1Department of Neurosciences, Biomedicine and Movement Sciences, University of Verona, Piazzale Scuro 10, 37134 Verona, Italy
2Neuromotor and Cognitive Rehabilitation Research Centre, University of Verona, Piazzale Scuro 10, 37134 Verona, Italy
3Rehabilitation Unit, Pederzoli Hospital, Via Monte Baldo 24, 37019 Peschiera del Garda, Italy
4Neurology Unit, Pederzoli Hospital, Via Monte Baldo 24, 37019 Peschiera del Garda, Italy
Parkinsons disease is the second most common neurodegenerative disorder after Alzheimers disease , with an overall prevalence of 300 per 100,000 that rises from 41 in the 4049 years age range to 1903 in people older than age of 80 years .

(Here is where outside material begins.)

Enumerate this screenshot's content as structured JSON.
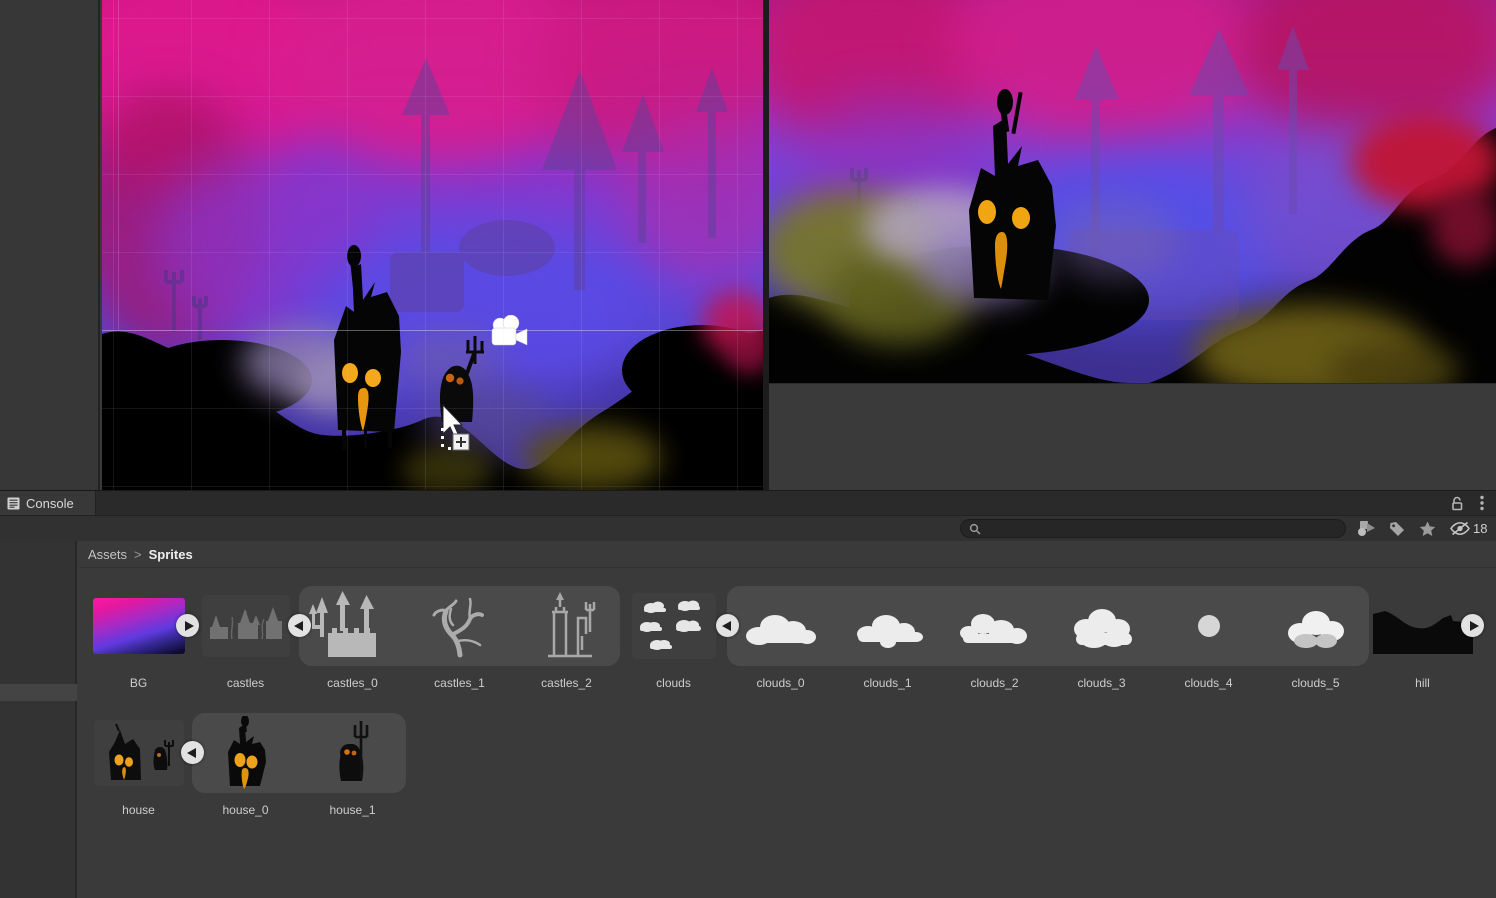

This review will summarize the evidence on the pathophysiology of PD motor symptoms and signs and give some insight into their neuropathological and neuropharmacological bases. These pieces of information may help the clinicians to better understand the rationale of current pharmacological and rehabilitation strategies for PD and encompass the large areas of uncertainty that should represent the focus for further studies.
2. The Functional Anatomy and Pathophysiology of the Basal Ganglia and the Role of the Cerebellum
3. The Neuropathology of PD
4. The Neuropharmacology of PD
5. Pathophysiology of Bradykinesia in PD
6. Pathophysiology of Tremor in PD
7. Pathophysiology of Rigidity in PD
8. Pathophysiology of Motor Fluctuations and Dyskinesia